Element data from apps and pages
_ _ _ _ _
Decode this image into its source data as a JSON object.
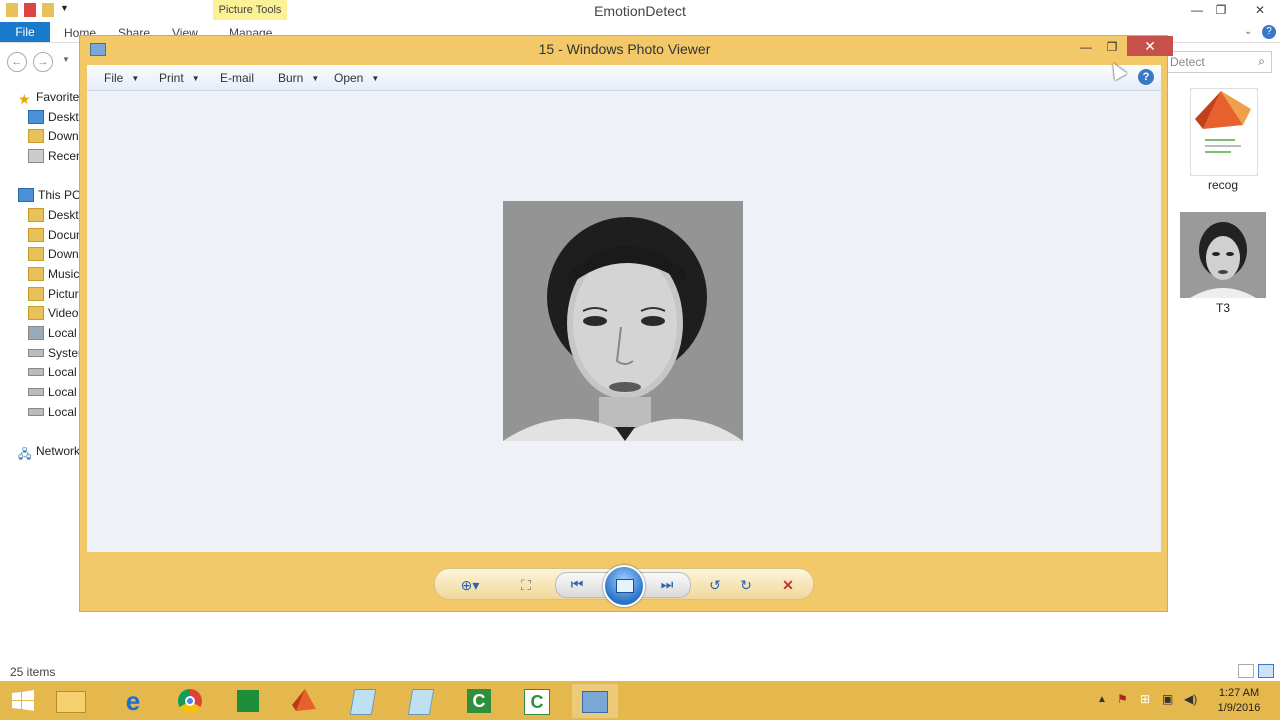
{
  "explorer": {
    "title": "EmotionDetect",
    "picture_tools": "Picture Tools",
    "ribbon": {
      "file": "File",
      "tabs": [
        "Home",
        "Share",
        "View",
        "Manage"
      ]
    },
    "search_placeholder": "Detect",
    "nav_tree": [
      {
        "label": "Favorites",
        "icon": "star-icon"
      },
      {
        "label": "Deskto",
        "icon": "desktop-icon"
      },
      {
        "label": "Downl",
        "icon": "downloads-icon"
      },
      {
        "label": "Recent",
        "icon": "recent-icon"
      },
      {
        "label": "This PC",
        "icon": "pc-icon"
      },
      {
        "label": "Deskto",
        "icon": "desktop-icon"
      },
      {
        "label": "Docun",
        "icon": "documents-icon"
      },
      {
        "label": "Downl",
        "icon": "downloads-icon"
      },
      {
        "label": "Music",
        "icon": "music-icon"
      },
      {
        "label": "Picture",
        "icon": "pictures-icon"
      },
      {
        "label": "Videos",
        "icon": "videos-icon"
      },
      {
        "label": "Local D",
        "icon": "drive-icon"
      },
      {
        "label": "System",
        "icon": "drive-icon"
      },
      {
        "label": "Local D",
        "icon": "drive-icon"
      },
      {
        "label": "Local D",
        "icon": "drive-icon"
      },
      {
        "label": "Local D",
        "icon": "drive-icon"
      },
      {
        "label": "Network",
        "icon": "network-icon"
      }
    ],
    "files": [
      {
        "name": "recog",
        "icon": "matlab-file-icon"
      },
      {
        "name": "T3",
        "icon": "face-image-thumbnail"
      }
    ],
    "status": "25 items"
  },
  "photo_viewer": {
    "title": "15 - Windows Photo Viewer",
    "menu": [
      "File",
      "Print",
      "E-mail",
      "Burn",
      "Open"
    ],
    "help": "?",
    "image": "grayscale face photo"
  },
  "taskbar": {
    "apps": [
      "start-icon",
      "file-explorer-icon",
      "internet-explorer-icon",
      "chrome-icon",
      "green-app-icon",
      "matlab-icon",
      "notepad-icon",
      "notepad-icon-2",
      "camtasia-icon",
      "camtasia-icon-2",
      "photo-viewer-icon"
    ],
    "time": "1:27 AM",
    "date": "1/9/2016"
  }
}
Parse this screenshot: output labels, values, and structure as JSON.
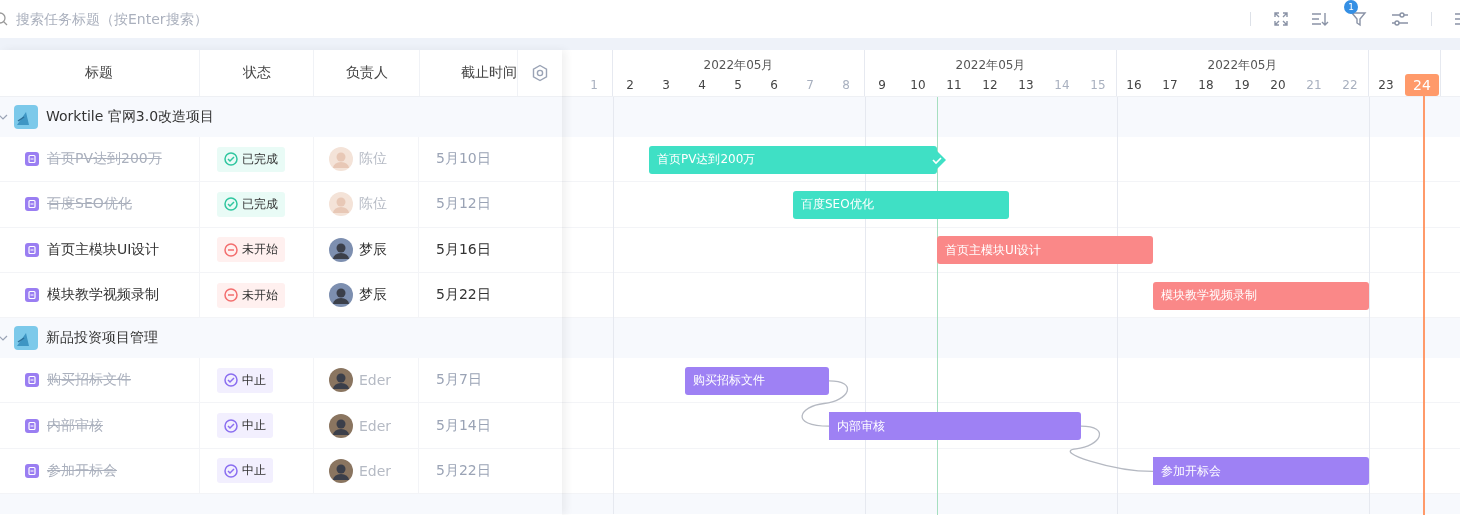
{
  "search": {
    "placeholder": "搜索任务标题（按Enter搜索）",
    "filter_badge": "1"
  },
  "columns": [
    "标题",
    "状态",
    "负责人",
    "截止时间"
  ],
  "timeline": {
    "weeks": [
      {
        "days": [
          {
            "label": "1",
            "weekend": true,
            "today": false
          }
        ]
      },
      {
        "month": "2022年05月",
        "days": [
          {
            "label": "2",
            "weekend": false,
            "today": false
          },
          {
            "label": "3",
            "weekend": false,
            "today": false
          },
          {
            "label": "4",
            "weekend": false,
            "today": false
          },
          {
            "label": "5",
            "weekend": false,
            "today": false
          },
          {
            "label": "6",
            "weekend": false,
            "today": false
          },
          {
            "label": "7",
            "weekend": true,
            "today": false
          },
          {
            "label": "8",
            "weekend": true,
            "today": false
          }
        ]
      },
      {
        "month": "2022年05月",
        "days": [
          {
            "label": "9",
            "weekend": false,
            "today": false
          },
          {
            "label": "10",
            "weekend": false,
            "today": false
          },
          {
            "label": "11",
            "weekend": false,
            "today": false
          },
          {
            "label": "12",
            "weekend": false,
            "today": false
          },
          {
            "label": "13",
            "weekend": false,
            "today": false
          },
          {
            "label": "14",
            "weekend": true,
            "today": false
          },
          {
            "label": "15",
            "weekend": true,
            "today": false
          }
        ]
      },
      {
        "month": "2022年05月",
        "days": [
          {
            "label": "16",
            "weekend": false,
            "today": false
          },
          {
            "label": "17",
            "weekend": false,
            "today": false
          },
          {
            "label": "18",
            "weekend": false,
            "today": false
          },
          {
            "label": "19",
            "weekend": false,
            "today": false
          },
          {
            "label": "20",
            "weekend": false,
            "today": false
          },
          {
            "label": "21",
            "weekend": true,
            "today": false
          },
          {
            "label": "22",
            "weekend": true,
            "today": false
          }
        ]
      },
      {
        "days": [
          {
            "label": "23",
            "weekend": false,
            "today": false
          },
          {
            "label": "24",
            "weekend": false,
            "today": true
          }
        ]
      }
    ]
  },
  "groups": [
    {
      "title": "Worktile 官网3.0改造项目",
      "expanded": true,
      "tasks": [
        {
          "title": "首页PV达到200万",
          "status": "已完成",
          "kind": "done",
          "assignee": "陈位",
          "due": "5月10日",
          "bar_label": "首页PV达到200万",
          "checked": true,
          "depends_on_previous": false
        },
        {
          "title": "百度SEO优化",
          "status": "已完成",
          "kind": "done",
          "assignee": "陈位",
          "due": "5月12日",
          "bar_label": "百度SEO优化",
          "checked": false,
          "depends_on_previous": false
        },
        {
          "title": "首页主模块UI设计",
          "status": "未开始",
          "kind": "todo",
          "assignee": "梦辰",
          "due": "5月16日",
          "bar_label": "首页主模块UI设计",
          "checked": false,
          "depends_on_previous": false
        },
        {
          "title": "模块教学视频录制",
          "status": "未开始",
          "kind": "todo",
          "assignee": "梦辰",
          "due": "5月22日",
          "bar_label": "模块教学视频录制",
          "checked": false,
          "depends_on_previous": false
        }
      ]
    },
    {
      "title": "新品投资项目管理",
      "expanded": true,
      "tasks": [
        {
          "title": "购买招标文件",
          "status": "中止",
          "kind": "stopped",
          "assignee": "Eder",
          "due": "5月7日",
          "bar_label": "购买招标文件",
          "checked": false,
          "depends_on_previous": false
        },
        {
          "title": "内部审核",
          "status": "中止",
          "kind": "stopped",
          "assignee": "Eder",
          "due": "5月14日",
          "bar_label": "内部审核",
          "checked": false,
          "depends_on_previous": true
        },
        {
          "title": "参加开标会",
          "status": "中止",
          "kind": "stopped",
          "assignee": "Eder",
          "due": "5月22日",
          "bar_label": "参加开标会",
          "checked": false,
          "depends_on_previous": true
        }
      ]
    }
  ]
}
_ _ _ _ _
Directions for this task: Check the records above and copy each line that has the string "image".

Exercise output:
Decode this image into its source data as a JSON object.
        "icon": "face-image-thumbnail"
    "image": "grayscale face photo"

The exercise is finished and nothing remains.